To the right of the judge a predominantly female pro-choice legal team argued for the rights of women like Sarah Ewart.
After discovering her unborn child was going to die before or shortly after birth, Sarah could not face continuing with the pregnancy. However, because of the law in Northern Ireland, she had to travel to England for an abortion.
Launching a landmark legal challenge to Northern Ireland's abortion laws on Sarah's behalf was human rights lawyer Natalie Lievan QC.
Her high-profile clients include Moors murderer Ian Brady. She called this "cruel and inhumane treatment".
Before the case began in Belfast High Court yesterday Sarah said the law in Northern Ireland turned a "very personal family tragedy" into "a living nightmare".
"I was told that my baby was likely to die before being born or shortly afterwards. All I kept thinking was: 'Our baby has no brain, she cannot live'.
"I simply could not face it, but the law in Northern Ireland meant I had no option but to go to England and take myself away from the care of the doctors and midwife who knew me. I was 23 years old and totally devastated," she said.
Sarah added: "I, and many women like me, have been failed by our politicians. After they left me with no option but to go to England for medical care.
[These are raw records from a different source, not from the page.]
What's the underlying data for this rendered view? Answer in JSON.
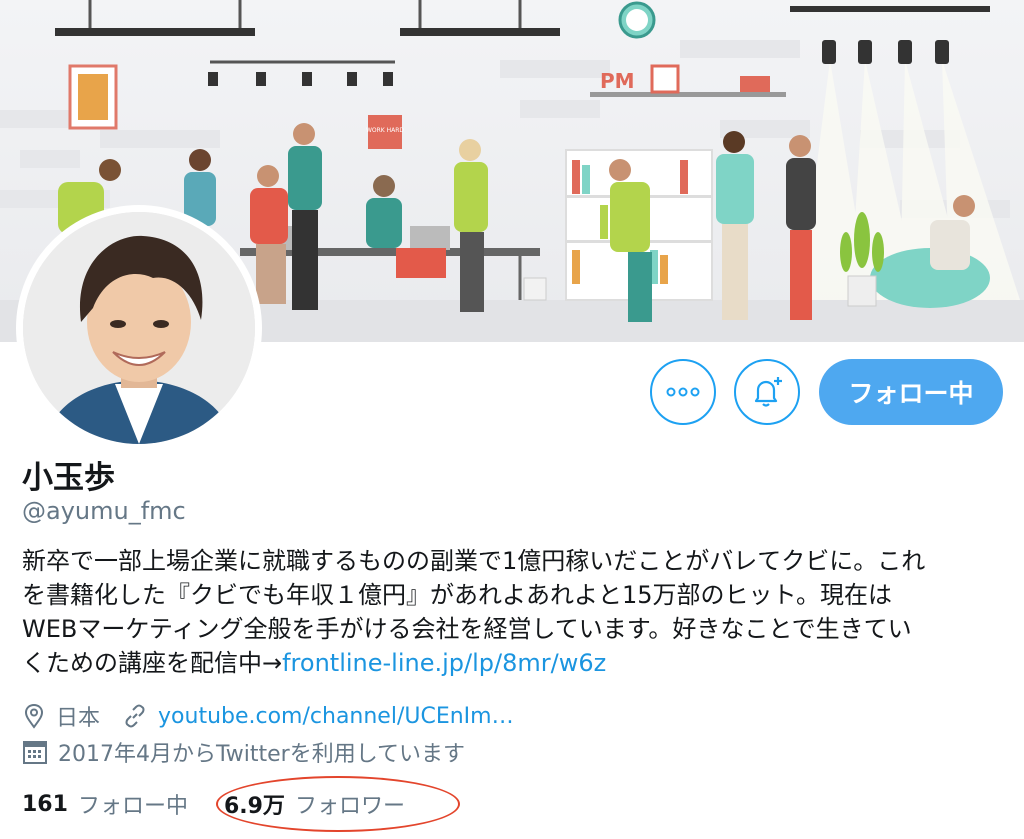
{
  "profile": {
    "name": "小玉歩",
    "handle": "@ayumu_fmc",
    "bio_lines": [
      "新卒で一部上場企業に就職するものの副業で1億円稼いだことがバレてクビに。これ",
      "を書籍化した『クビでも年収１億円』があれよあれよと15万部のヒット。現在は",
      "WEBマーケティング全般を手がける会社を経営しています。好きなことで生きてい",
      "くための講座を配信中→"
    ],
    "bio_link": "frontline-line.jp/lp/8mr/w6z",
    "location": "日本",
    "website": "youtube.com/channel/UCEnIm…",
    "joined": "2017年4月からTwitterを利用しています"
  },
  "actions": {
    "more_icon": "more-icon",
    "notify_icon": "bell-plus-icon",
    "follow_label": "フォロー中"
  },
  "stats": {
    "following_count": "161",
    "following_label": "フォロー中",
    "followers_count": "6.9万",
    "followers_label": "フォロワー"
  },
  "colors": {
    "accent": "#1da1f2",
    "link": "#1b95e0",
    "secondary_text": "#657786",
    "highlight_circle": "#e3452c"
  },
  "banner": {
    "sign_text": "WORK HARD",
    "shelf_letters": "PM"
  }
}
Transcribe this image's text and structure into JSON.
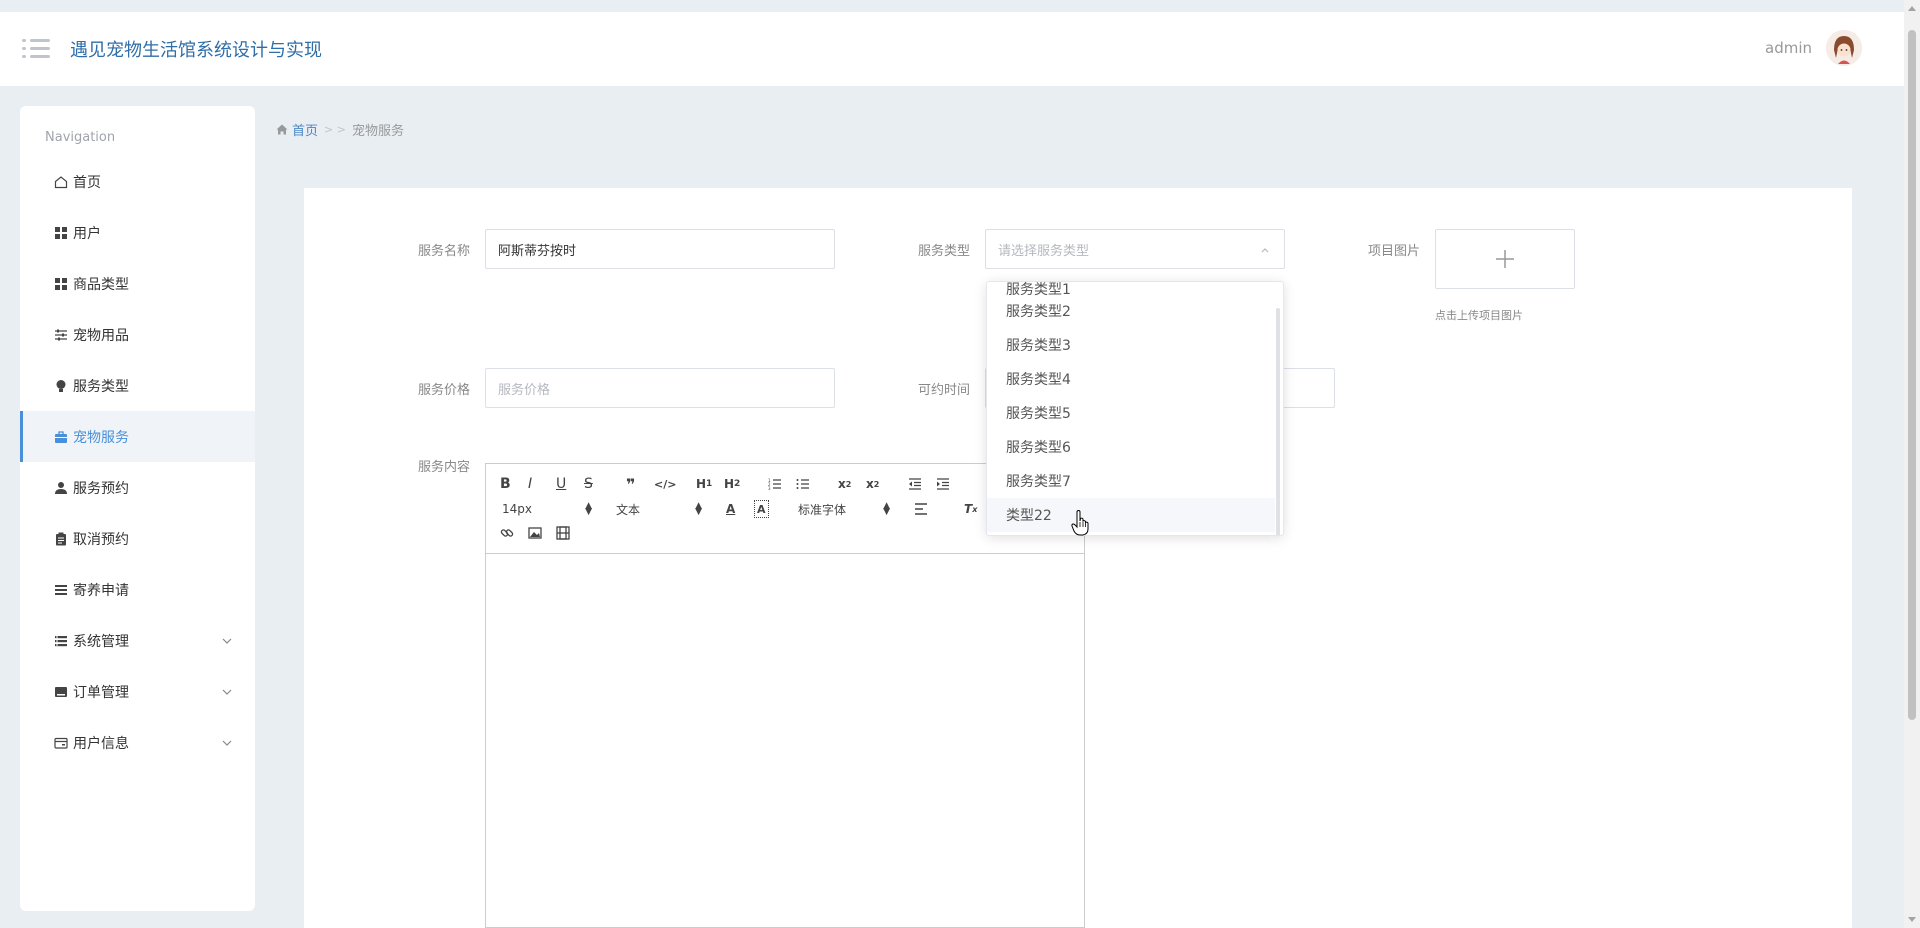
{
  "header": {
    "title": "遇见宠物生活馆系统设计与实现",
    "user_name": "admin"
  },
  "sidebar": {
    "nav_title": "Navigation",
    "items": [
      {
        "label": "首页",
        "icon": "home-icon"
      },
      {
        "label": "用户",
        "icon": "grid-icon"
      },
      {
        "label": "商品类型",
        "icon": "grid-icon"
      },
      {
        "label": "宠物用品",
        "icon": "sliders-icon"
      },
      {
        "label": "服务类型",
        "icon": "bulb-icon"
      },
      {
        "label": "宠物服务",
        "icon": "briefcase-icon",
        "active": true
      },
      {
        "label": "服务预约",
        "icon": "user-icon"
      },
      {
        "label": "取消预约",
        "icon": "clipboard-icon"
      },
      {
        "label": "寄养申请",
        "icon": "list-icon"
      },
      {
        "label": "系统管理",
        "icon": "menu-icon",
        "expandable": true
      },
      {
        "label": "订单管理",
        "icon": "inbox-icon",
        "expandable": true
      },
      {
        "label": "用户信息",
        "icon": "card-icon",
        "expandable": true
      }
    ]
  },
  "breadcrumb": {
    "home": "首页",
    "separator": "> >",
    "current": "宠物服务"
  },
  "form": {
    "service_name_label": "服务名称",
    "service_name_value": "阿斯蒂芬按时",
    "service_type_label": "服务类型",
    "service_type_placeholder": "请选择服务类型",
    "project_image_label": "项目图片",
    "upload_hint": "点击上传项目图片",
    "service_price_label": "服务价格",
    "service_price_placeholder": "服务价格",
    "bookable_time_label": "可约时间",
    "service_content_label": "服务内容"
  },
  "editor": {
    "font_size": "14px",
    "text_style": "文本",
    "font_family": "标准字体"
  },
  "dropdown": {
    "partial_item": "服务类型1",
    "items": [
      "服务类型2",
      "服务类型3",
      "服务类型4",
      "服务类型5",
      "服务类型6",
      "服务类型7",
      "类型22"
    ],
    "hovered": "类型22"
  },
  "colors": {
    "accent": "#4a90d9",
    "title": "#2f6ea8",
    "background": "#e9eef3"
  }
}
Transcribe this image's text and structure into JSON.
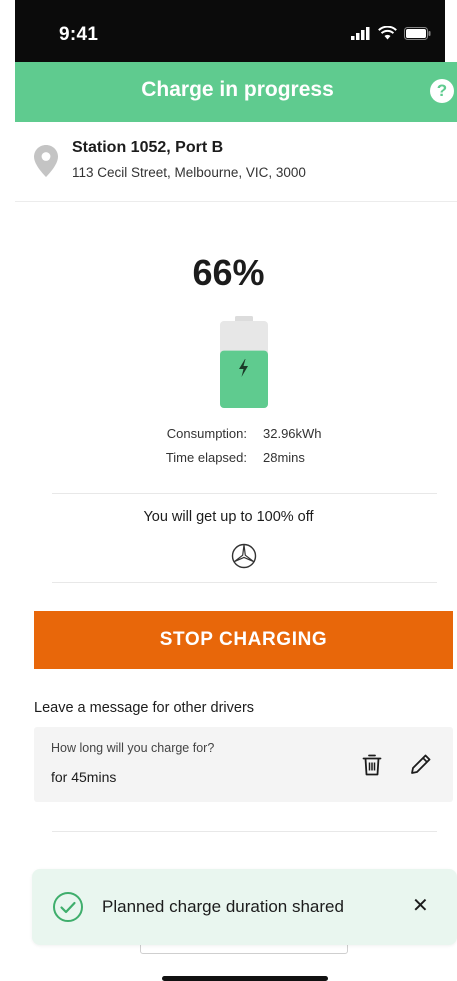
{
  "status_bar": {
    "time": "9:41",
    "icons": [
      "signal-icon",
      "wifi-icon",
      "battery-icon"
    ]
  },
  "header": {
    "title": "Charge in progress",
    "help_label": "?"
  },
  "station": {
    "name": "Station 1052, Port B",
    "address": "113 Cecil Street, Melbourne, VIC, 3000",
    "icon": "location-pin-icon"
  },
  "charge": {
    "percent_label": "66%",
    "level": 0.66,
    "consumption_label": "Consumption:",
    "consumption_value": "32.96kWh",
    "elapsed_label": "Time elapsed:",
    "elapsed_value": "28mins"
  },
  "offer": {
    "text": "You will get up to 100% off",
    "brand_icon": "mercedes-logo-icon"
  },
  "stop_button": {
    "label": "STOP CHARGING"
  },
  "message": {
    "heading": "Leave a message for other drivers",
    "question": "How long will you charge for?",
    "answer": "for 45mins"
  },
  "toast": {
    "text": "Planned charge duration shared",
    "close_label": "✕"
  },
  "colors": {
    "brand_green": "#5fcb8f",
    "stop_orange": "#e8670a",
    "toast_bg": "#e9f6ef",
    "battery_fill": "#5fcb8f"
  }
}
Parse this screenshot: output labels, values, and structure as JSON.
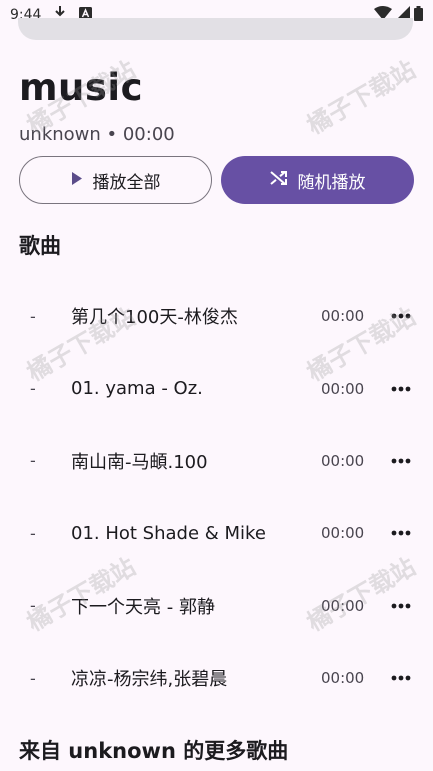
{
  "status_bar": {
    "time": "9:44"
  },
  "album": {
    "title": "music",
    "meta": "unknown • 00:00"
  },
  "actions": {
    "play_all_label": "播放全部",
    "shuffle_label": "随机播放"
  },
  "sections": {
    "songs_title": "歌曲",
    "more_from_title": "来自 unknown 的更多歌曲"
  },
  "songs": [
    {
      "number": "-",
      "title": "第几个100天-林俊杰",
      "duration": "00:00"
    },
    {
      "number": "-",
      "title": "01. yama - Oz.",
      "duration": "00:00"
    },
    {
      "number": "-",
      "title": "南山南-马頔.100",
      "duration": "00:00"
    },
    {
      "number": "-",
      "title": "01. Hot Shade & Mike",
      "duration": "00:00"
    },
    {
      "number": "-",
      "title": "下一个天亮 - 郭静",
      "duration": "00:00"
    },
    {
      "number": "-",
      "title": "凉凉-杨宗纬,张碧晨",
      "duration": "00:00"
    }
  ],
  "watermark": "橘子下载站",
  "colors": {
    "background": "#fdf7fd",
    "accent": "#6750a4",
    "outline": "#79747e"
  },
  "icons": {
    "download": "download-icon",
    "keyboard": "keyboard-icon",
    "wifi": "wifi-icon",
    "signal": "signal-icon",
    "battery": "battery-icon",
    "play": "play-icon",
    "shuffle": "shuffle-icon",
    "more": "more-horiz-icon"
  }
}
Now, by their refusal to change the law, they leave me with no option but to go to the courts on my and other women's behalf."
On the judge's left a predominantly male pro-life legal team were preparing their arguments in defence of Northern Ireland's 1861 abortion law.
Representing the Department of Justice, Tony McGleenan QC told the court that the legal challenge being brought by the Northern Ireland Human Rights Commission on Sarah's behalf was "misconceived and wrong in law".
Also due to make submissions to the legal battle, which is expected to last three days, is Attorney General John Larkin.
Mr Larkin, who will be making representations in a personal capacity, sparked controversy two years ago when it emerged that he once compared the abortion of a highly disabled child to "putting a bullet in the back of the head of the child two days after it's born". Mr Larkin made the comments during a debate on Radio Ulster before becoming Attorney General.
Pro-life campaigner Bernadette Smyth was also in court yesterday to listen to legal arguments.
Ahead of the case Ms Smyth, director of the anti-abortion group Precious Life, said she was very concerned "that the Northern Ireland Human Rights Commission had totally ignored the views of the people here and the politicians".
"It's a very undemocratic move.
"I'm greatly concerned that a so-called human rights organisation wants to take a case that will take away the rights of unborn children, who have a fundamental right to be born," she added.